Pope Francis praying in nature
Every Lent our faith invites us to pray, fast, and give alms. Of these three practices, fasting is the one we most associate with Lent. But fasting during Lent is not about denial or giving up a “guilty pleasure” like chocolate for 40 days.
The prophet Isaiah reminds us that the only kind of fasting worth our time is fasting that "breaks unjust bonds, lets the oppressed go free, shares our bread with the hungry, shelters the homeless, clothes the naked, and does not turn its backs on its own" (Is. 58:6-7).
In other words, the true meaning of our Lenten fast is to stand in solidarity with the poor and more justly distribute the resources of the earth. This message is even more urgent now because of our planet’s ecological crisis, which is caused by the overconsumption of the earth’s resources.

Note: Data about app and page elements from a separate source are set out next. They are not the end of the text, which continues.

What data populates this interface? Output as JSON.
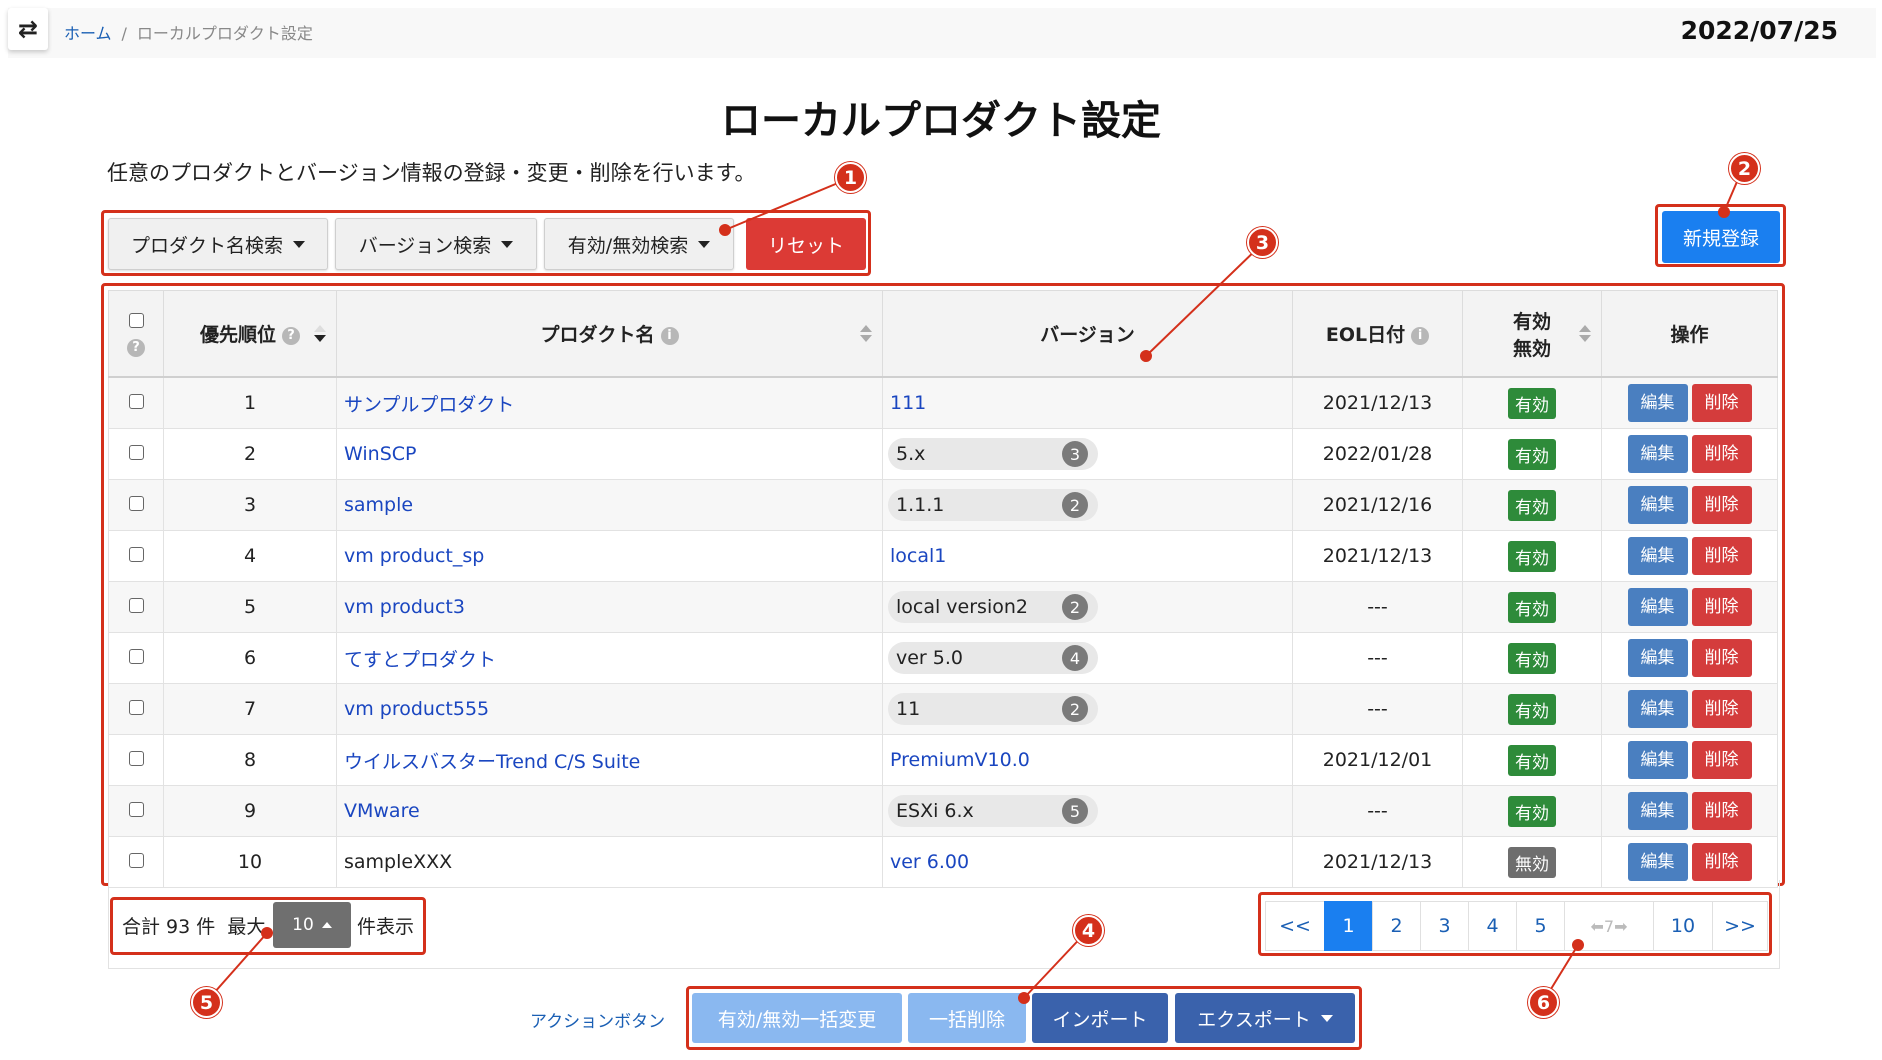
{
  "header": {
    "toggle_icon": "swap-arrows-icon",
    "breadcrumb": {
      "home": "ホーム",
      "separator": "/",
      "current": "ローカルプロダクト設定"
    },
    "date": "2022/07/25"
  },
  "page": {
    "title": "ローカルプロダクト設定",
    "subtitle": "任意のプロダクトとバージョン情報の登録・変更・削除を行います。"
  },
  "filters": {
    "product_search": "プロダクト名検索",
    "version_search": "バージョン検索",
    "status_search": "有効/無効検索",
    "reset": "リセット"
  },
  "new_button": "新規登録",
  "annotations": [
    "1",
    "2",
    "3",
    "4",
    "5",
    "6"
  ],
  "table": {
    "headers": {
      "priority": "優先順位",
      "product": "プロダクト名",
      "version": "バージョン",
      "eol": "EOL日付",
      "status_line1": "有効",
      "status_line2": "無効",
      "actions": "操作"
    },
    "help_glyph": "?",
    "info_glyph": "i",
    "rows": [
      {
        "priority": "1",
        "product": "サンプルプロダクト",
        "product_link": true,
        "version": "111",
        "version_count": "",
        "eol": "2021/12/13",
        "status": "有効",
        "active": true
      },
      {
        "priority": "2",
        "product": "WinSCP",
        "product_link": true,
        "version": "5.x",
        "version_count": "3",
        "eol": "2022/01/28",
        "status": "有効",
        "active": true
      },
      {
        "priority": "3",
        "product": "sample",
        "product_link": true,
        "version": "1.1.1",
        "version_count": "2",
        "eol": "2021/12/16",
        "status": "有効",
        "active": true
      },
      {
        "priority": "4",
        "product": "vm product_sp",
        "product_link": true,
        "version": "local1",
        "version_count": "",
        "eol": "2021/12/13",
        "status": "有効",
        "active": true
      },
      {
        "priority": "5",
        "product": "vm product3",
        "product_link": true,
        "version": "local version2",
        "version_count": "2",
        "eol": "---",
        "status": "有効",
        "active": true
      },
      {
        "priority": "6",
        "product": "てすとプロダクト",
        "product_link": true,
        "version": "ver 5.0",
        "version_count": "4",
        "eol": "---",
        "status": "有効",
        "active": true
      },
      {
        "priority": "7",
        "product": "vm product555",
        "product_link": true,
        "version": "11",
        "version_count": "2",
        "eol": "---",
        "status": "有効",
        "active": true
      },
      {
        "priority": "8",
        "product": "ウイルスバスターTrend C/S Suite",
        "product_link": true,
        "version": "PremiumV10.0",
        "version_count": "",
        "eol": "2021/12/01",
        "status": "有効",
        "active": true
      },
      {
        "priority": "9",
        "product": "VMware",
        "product_link": true,
        "version": "ESXi 6.x",
        "version_count": "5",
        "eol": "---",
        "status": "有効",
        "active": true
      },
      {
        "priority": "10",
        "product": "sampleXXX",
        "product_link": false,
        "version": "ver 6.00",
        "version_count": "",
        "eol": "2021/12/13",
        "status": "無効",
        "active": false
      }
    ],
    "edit_label": "編集",
    "delete_label": "削除"
  },
  "footer": {
    "total": "合計 93 件",
    "max_label": "最大",
    "per_page": "10",
    "per_page_suffix": "件表示"
  },
  "pagination": {
    "prev": "<<",
    "pages": [
      "1",
      "2",
      "3",
      "4",
      "5"
    ],
    "ellipsis": "⬅7➡",
    "last": "10",
    "next": ">>",
    "current": "1"
  },
  "bottom_actions": {
    "label": "アクションボタン",
    "bulk_status": "有効/無効一括変更",
    "bulk_delete": "一括削除",
    "import": "インポート",
    "export": "エクスポート"
  },
  "colors": {
    "annotation": "#d4301b",
    "primary": "#1a7ff0",
    "danger": "#dc3a35",
    "success": "#2e8b3a",
    "link": "#1a46c0"
  }
}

In this video, we discuss how to reclaim this aspect of our spiritual tradition and how we can practice fasting at the personal and the societal level to care for creation
Fr. Bill Morton is a Catholic priest and member of the Missionary Society of St. Columban. He is the pastor of Corpus Christi in Cd. Juarez, Mexico, whose parish’s northern boundary is the US border fence. Ordained in his hometown of Philadelphia in 1985, he has served in Taiwan, Chicago, Dallas, and since 1996 at the US/MX border. In 2006 he was forced to leave Mexico by a wealthy landowner who discovered he was supporting poor families in Lomas del Poleo, an area the landowner was trying to take possession of violently. After 11 years of ministry to migrants and prisoners in El Paso, TX, he returned to Cd. Juarez in 2017. Fr. Bill is committed to caring for our common home and has consistently tried to integrate environmental practices into his ministry and preaching/teaching. He believes that taking action to reduce our impact on nature is also a profound path towards spiritual growth and solidarity with all of us who compose this wonderful world.
Paz Artaza-Regan is the Program Manager at Catholic Climate Covenant. There she oversees the Creation Care Teams network and coordinates the Laudato Si' Action Platform in the US, among other projects. She began her career in the Environmental Justice office of the United Methodist Church. She has a BA in international relations from George Washington University, a master's in international development from American University, and completed the course of work for a master's in community and regional planning from the University of British Columbia. She is originally from Santiago, Chile.